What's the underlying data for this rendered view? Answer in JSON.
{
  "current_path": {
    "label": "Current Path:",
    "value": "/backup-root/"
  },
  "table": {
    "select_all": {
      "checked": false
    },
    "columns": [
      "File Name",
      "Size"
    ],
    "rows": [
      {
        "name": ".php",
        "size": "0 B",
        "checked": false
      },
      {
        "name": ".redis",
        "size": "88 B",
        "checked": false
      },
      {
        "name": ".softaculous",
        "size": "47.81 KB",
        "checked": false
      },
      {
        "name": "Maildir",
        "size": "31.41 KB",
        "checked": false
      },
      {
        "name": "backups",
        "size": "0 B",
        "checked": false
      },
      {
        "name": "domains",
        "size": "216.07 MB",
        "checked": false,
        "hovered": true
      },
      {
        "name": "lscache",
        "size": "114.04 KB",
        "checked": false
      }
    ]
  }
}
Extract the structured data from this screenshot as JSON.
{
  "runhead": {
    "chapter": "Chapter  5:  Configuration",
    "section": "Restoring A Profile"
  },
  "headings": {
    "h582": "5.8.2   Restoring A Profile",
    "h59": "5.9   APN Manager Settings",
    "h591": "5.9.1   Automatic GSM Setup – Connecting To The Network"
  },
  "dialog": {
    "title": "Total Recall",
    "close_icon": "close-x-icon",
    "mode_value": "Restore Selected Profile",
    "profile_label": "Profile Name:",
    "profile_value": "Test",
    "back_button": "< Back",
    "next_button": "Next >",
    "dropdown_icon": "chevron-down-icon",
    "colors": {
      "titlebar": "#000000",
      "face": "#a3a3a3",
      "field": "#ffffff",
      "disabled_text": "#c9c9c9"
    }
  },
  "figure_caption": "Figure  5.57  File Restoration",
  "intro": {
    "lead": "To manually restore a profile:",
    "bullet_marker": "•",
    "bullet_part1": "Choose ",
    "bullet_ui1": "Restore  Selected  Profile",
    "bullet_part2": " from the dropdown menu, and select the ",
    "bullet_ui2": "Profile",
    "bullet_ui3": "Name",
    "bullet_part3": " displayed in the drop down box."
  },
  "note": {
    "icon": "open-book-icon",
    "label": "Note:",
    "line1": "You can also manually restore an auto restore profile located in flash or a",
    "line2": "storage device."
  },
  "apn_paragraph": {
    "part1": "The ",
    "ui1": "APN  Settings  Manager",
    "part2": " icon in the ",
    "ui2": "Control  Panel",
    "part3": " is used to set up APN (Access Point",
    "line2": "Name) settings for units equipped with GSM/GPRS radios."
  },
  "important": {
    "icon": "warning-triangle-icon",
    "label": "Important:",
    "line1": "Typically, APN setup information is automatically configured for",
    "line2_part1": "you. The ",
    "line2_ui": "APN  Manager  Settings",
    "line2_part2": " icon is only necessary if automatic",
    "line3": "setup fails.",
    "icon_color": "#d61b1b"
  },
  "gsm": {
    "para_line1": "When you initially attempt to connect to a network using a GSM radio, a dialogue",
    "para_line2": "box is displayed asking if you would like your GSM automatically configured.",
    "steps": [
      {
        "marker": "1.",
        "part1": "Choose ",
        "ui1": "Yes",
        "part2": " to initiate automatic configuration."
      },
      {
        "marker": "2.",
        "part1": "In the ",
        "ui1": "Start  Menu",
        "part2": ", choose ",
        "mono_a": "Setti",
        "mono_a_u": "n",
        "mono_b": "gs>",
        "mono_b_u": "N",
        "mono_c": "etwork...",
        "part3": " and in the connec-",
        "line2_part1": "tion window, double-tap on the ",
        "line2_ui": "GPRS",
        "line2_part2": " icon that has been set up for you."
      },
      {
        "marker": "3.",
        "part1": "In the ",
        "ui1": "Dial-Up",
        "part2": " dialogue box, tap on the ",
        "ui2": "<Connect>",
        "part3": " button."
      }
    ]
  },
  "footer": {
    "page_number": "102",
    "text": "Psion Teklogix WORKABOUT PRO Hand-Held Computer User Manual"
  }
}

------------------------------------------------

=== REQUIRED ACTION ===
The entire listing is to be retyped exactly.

=== RESPONSE TO THE EXERCISE ===
What's the underlying data for this rendered view? Answer in JSON.
{
  "current_path": {
    "label": "Current Path:",
    "value": "/backup-root/"
  },
  "table": {
    "select_all": {
      "checked": false
    },
    "columns": [
      "File Name",
      "Size"
    ],
    "rows": [
      {
        "name": ".php",
        "size": "0 B",
        "checked": false
      },
      {
        "name": ".redis",
        "size": "88 B",
        "checked": false
      },
      {
        "name": ".softaculous",
        "size": "47.81 KB",
        "checked": false
      },
      {
        "name": "Maildir",
        "size": "31.41 KB",
        "checked": false
      },
      {
        "name": "backups",
        "size": "0 B",
        "checked": false
      },
      {
        "name": "domains",
        "size": "216.07 MB",
        "checked": false,
        "hovered": true
      },
      {
        "name": "lscache",
        "size": "114.04 KB",
        "checked": false
      }
    ]
  }
}
Extract the structured data from this screenshot as JSON.
{
  "runhead": {
    "chapter": "Chapter  5:  Configuration",
    "section": "Restoring A Profile"
  },
  "headings": {
    "h582": "5.8.2   Restoring A Profile",
    "h59": "5.9   APN Manager Settings",
    "h591": "5.9.1   Automatic GSM Setup – Connecting To The Network"
  },
  "dialog": {
    "title": "Total Recall",
    "close_icon": "close-x-icon",
    "mode_value": "Restore Selected Profile",
    "profile_label": "Profile Name:",
    "profile_value": "Test",
    "back_button": "< Back",
    "next_button": "Next >",
    "dropdown_icon": "chevron-down-icon",
    "colors": {
      "titlebar": "#000000",
      "face": "#a3a3a3",
      "field": "#ffffff",
      "disabled_text": "#c9c9c9"
    }
  },
  "figure_caption": "Figure  5.57  File Restoration",
  "intro": {
    "lead": "To manually restore a profile:",
    "bullet_marker": "•",
    "bullet_part1": "Choose ",
    "bullet_ui1": "Restore  Selected  Profile",
    "bullet_part2": " from the dropdown menu, and select the ",
    "bullet_ui2": "Profile",
    "bullet_ui3": "Name",
    "bullet_part3": " displayed in the drop down box."
  },
  "note": {
    "icon": "open-book-icon",
    "label": "Note:",
    "line1": "You can also manually restore an auto restore profile located in flash or a",
    "line2": "storage device."
  },
  "apn_paragraph": {
    "part1": "The ",
    "ui1": "APN  Settings  Manager",
    "part2": " icon in the ",
    "ui2": "Control  Panel",
    "part3": " is used to set up APN (Access Point",
    "line2": "Name) settings for units equipped with GSM/GPRS radios."
  },
  "important": {
    "icon": "warning-triangle-icon",
    "label": "Important:",
    "line1": "Typically, APN setup information is automatically configured for",
    "line2_part1": "you. The ",
    "line2_ui": "APN  Manager  Settings",
    "line2_part2": " icon is only necessary if automatic",
    "line3": "setup fails.",
    "icon_color": "#d61b1b"
  },
  "gsm": {
    "para_line1": "When you initially attempt to connect to a network using a GSM radio, a dialogue",
    "para_line2": "box is displayed asking if you would like your GSM automatically configured.",
    "steps": [
      {
        "marker": "1.",
        "part1": "Choose ",
        "ui1": "Yes",
        "part2": " to initiate automatic configuration."
      },
      {
        "marker": "2.",
        "part1": "In the ",
        "ui1": "Start  Menu",
        "part2": ", choose ",
        "mono_a": "Setti",
        "mono_a_u": "n",
        "mono_b": "gs>",
        "mono_b_u": "N",
        "mono_c": "etwork...",
        "part3": " and in the connec-",
        "line2_part1": "tion window, double-tap on the ",
        "line2_ui": "GPRS",
        "line2_part2": " icon that has been set up for you."
      },
      {
        "marker": "3.",
        "part1": "In the ",
        "ui1": "Dial-Up",
        "part2": " dialogue box, tap on the ",
        "ui2": "<Connect>",
        "part3": " button."
      }
    ]
  },
  "footer": {
    "page_number": "102",
    "text": "Psion Teklogix WORKABOUT PRO Hand-Held Computer User Manual"
  }
}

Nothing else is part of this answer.